Ohio averages 80.9 ppg and is ranked #22 in the NCAA. Junior guard Jason Preston leads the Bobcats with 16.6 ppg and is shooting 40.8% from 3-point range.
The North Texas Mean Green finished third in the West Division of Conference USA, but they got hot in the conference tournament to secure C-USA’s automatic bid. They won four games in four days, including a thrilling 61-57 overtime victory over Western Kentucky in the tournament finals. The Mean Green are 12-4 over their last 16 games.
The UNC Greensboro Spartans won the Southern Conference with a 13-5 conference record. They started the season 1-3, but then went on a 20-5 stretch.
The Liberty Flames won the Atlantic Sun this season with an 11-2 conference record.
Long Shot Cinderellas: #14 Colgate and #15 Iona
The Colgate Raiders (14-1) played only 15 games this season, but on paper, they’re dangerous as the third-highest scoring team in America, averaging 86.3 ppg. Colgate won the Patriot League with an 11-1 conference record, but the league didn’t host a season-ending tournament.
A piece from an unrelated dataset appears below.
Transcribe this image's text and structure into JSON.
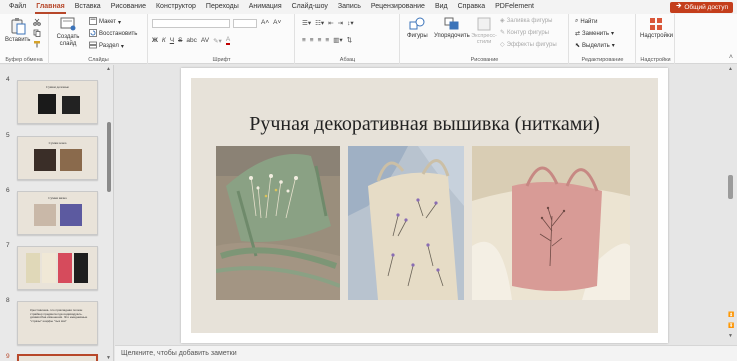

Colgate faces a tough first-round matchup against #3 Arkansas (22-6), which will be must-see TV. The two teams like to run and gun, with Arkansas averaging 82.4 ppg, which ranks them #12 in the country. If Colgate gets hot from 3-point land, they have the ability to knock out Arkansas. Colgate is ranked third in the NCAA, connecting on 40% of their 3-pointers.
If Colgate pulls off an upset to defeat Arkansas, they’ll face a tough-defensive squad with Chris Beard’s Texas Tech Red Raiders. Yes, the Raiders could face the Red Raiders in the Round of 32.
If you prefer to bet coaches and not teams, the Iona Gaels (12-5) are coached by Rick Pitino. He won two titles with Kentucky and Louisville, and had to vacate Louisville due to a recruiting scandal. He was exiled to Greece, where he won two championships. He’s back in the states with a chance to gain redemption by coaching a team from the MAAC.
The MAAC doesn’t get any respect from the selection committee, and the NCAA has no love for Pitino, so Iona got stuck with the #15 seed. They’ll face #2 Alabama, which looks like it will be a blowout with Iona as a +17 dog. However, you never know if Pitino has any trick up his sleeves.